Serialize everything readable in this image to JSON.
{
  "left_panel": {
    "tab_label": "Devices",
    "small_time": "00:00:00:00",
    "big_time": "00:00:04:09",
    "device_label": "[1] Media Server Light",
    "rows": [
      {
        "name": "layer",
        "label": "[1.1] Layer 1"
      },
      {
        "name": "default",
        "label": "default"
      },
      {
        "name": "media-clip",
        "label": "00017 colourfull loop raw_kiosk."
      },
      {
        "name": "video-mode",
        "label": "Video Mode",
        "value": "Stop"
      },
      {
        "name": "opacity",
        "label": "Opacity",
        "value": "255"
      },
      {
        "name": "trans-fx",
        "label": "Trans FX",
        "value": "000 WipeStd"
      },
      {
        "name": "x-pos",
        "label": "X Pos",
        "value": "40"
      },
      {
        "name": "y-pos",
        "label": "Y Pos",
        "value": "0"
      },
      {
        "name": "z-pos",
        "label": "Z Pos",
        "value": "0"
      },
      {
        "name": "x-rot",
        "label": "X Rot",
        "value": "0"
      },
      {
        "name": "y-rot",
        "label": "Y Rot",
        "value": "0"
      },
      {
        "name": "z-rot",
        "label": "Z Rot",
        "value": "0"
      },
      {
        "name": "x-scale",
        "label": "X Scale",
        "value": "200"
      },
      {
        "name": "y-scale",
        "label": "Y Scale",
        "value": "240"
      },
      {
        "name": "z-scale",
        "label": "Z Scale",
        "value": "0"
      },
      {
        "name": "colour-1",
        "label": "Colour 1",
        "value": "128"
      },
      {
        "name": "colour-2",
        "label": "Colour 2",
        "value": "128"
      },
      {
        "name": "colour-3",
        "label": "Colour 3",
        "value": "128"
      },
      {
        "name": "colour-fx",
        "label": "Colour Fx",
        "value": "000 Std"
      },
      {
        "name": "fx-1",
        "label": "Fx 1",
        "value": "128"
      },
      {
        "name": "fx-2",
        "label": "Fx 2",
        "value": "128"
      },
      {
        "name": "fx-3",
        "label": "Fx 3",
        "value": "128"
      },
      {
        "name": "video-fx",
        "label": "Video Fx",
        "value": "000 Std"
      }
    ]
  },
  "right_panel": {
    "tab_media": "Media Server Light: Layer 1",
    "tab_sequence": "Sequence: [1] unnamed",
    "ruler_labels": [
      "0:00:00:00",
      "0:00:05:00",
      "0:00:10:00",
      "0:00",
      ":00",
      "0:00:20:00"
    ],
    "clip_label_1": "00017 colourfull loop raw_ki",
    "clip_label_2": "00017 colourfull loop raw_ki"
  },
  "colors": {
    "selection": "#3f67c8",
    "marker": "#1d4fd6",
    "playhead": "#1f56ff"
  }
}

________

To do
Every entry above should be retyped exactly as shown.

Final answer
Serialize everything readable in this image to JSON.
{
  "left_panel": {
    "tab_label": "Devices",
    "small_time": "00:00:00:00",
    "big_time": "00:00:04:09",
    "device_label": "[1] Media Server Light",
    "rows": [
      {
        "name": "layer",
        "label": "[1.1] Layer 1"
      },
      {
        "name": "default",
        "label": "default"
      },
      {
        "name": "media-clip",
        "label": "00017 colourfull loop raw_kiosk."
      },
      {
        "name": "video-mode",
        "label": "Video Mode",
        "value": "Stop"
      },
      {
        "name": "opacity",
        "label": "Opacity",
        "value": "255"
      },
      {
        "name": "trans-fx",
        "label": "Trans FX",
        "value": "000 WipeStd"
      },
      {
        "name": "x-pos",
        "label": "X Pos",
        "value": "40"
      },
      {
        "name": "y-pos",
        "label": "Y Pos",
        "value": "0"
      },
      {
        "name": "z-pos",
        "label": "Z Pos",
        "value": "0"
      },
      {
        "name": "x-rot",
        "label": "X Rot",
        "value": "0"
      },
      {
        "name": "y-rot",
        "label": "Y Rot",
        "value": "0"
      },
      {
        "name": "z-rot",
        "label": "Z Rot",
        "value": "0"
      },
      {
        "name": "x-scale",
        "label": "X Scale",
        "value": "200"
      },
      {
        "name": "y-scale",
        "label": "Y Scale",
        "value": "240"
      },
      {
        "name": "z-scale",
        "label": "Z Scale",
        "value": "0"
      },
      {
        "name": "colour-1",
        "label": "Colour 1",
        "value": "128"
      },
      {
        "name": "colour-2",
        "label": "Colour 2",
        "value": "128"
      },
      {
        "name": "colour-3",
        "label": "Colour 3",
        "value": "128"
      },
      {
        "name": "colour-fx",
        "label": "Colour Fx",
        "value": "000 Std"
      },
      {
        "name": "fx-1",
        "label": "Fx 1",
        "value": "128"
      },
      {
        "name": "fx-2",
        "label": "Fx 2",
        "value": "128"
      },
      {
        "name": "fx-3",
        "label": "Fx 3",
        "value": "128"
      },
      {
        "name": "video-fx",
        "label": "Video Fx",
        "value": "000 Std"
      }
    ]
  },
  "right_panel": {
    "tab_media": "Media Server Light: Layer 1",
    "tab_sequence": "Sequence: [1] unnamed",
    "ruler_labels": [
      "0:00:00:00",
      "0:00:05:00",
      "0:00:10:00",
      "0:00",
      ":00",
      "0:00:20:00"
    ],
    "clip_label_1": "00017 colourfull loop raw_ki",
    "clip_label_2": "00017 colourfull loop raw_ki"
  },
  "colors": {
    "selection": "#3f67c8",
    "marker": "#1d4fd6",
    "playhead": "#1f56ff"
  }
}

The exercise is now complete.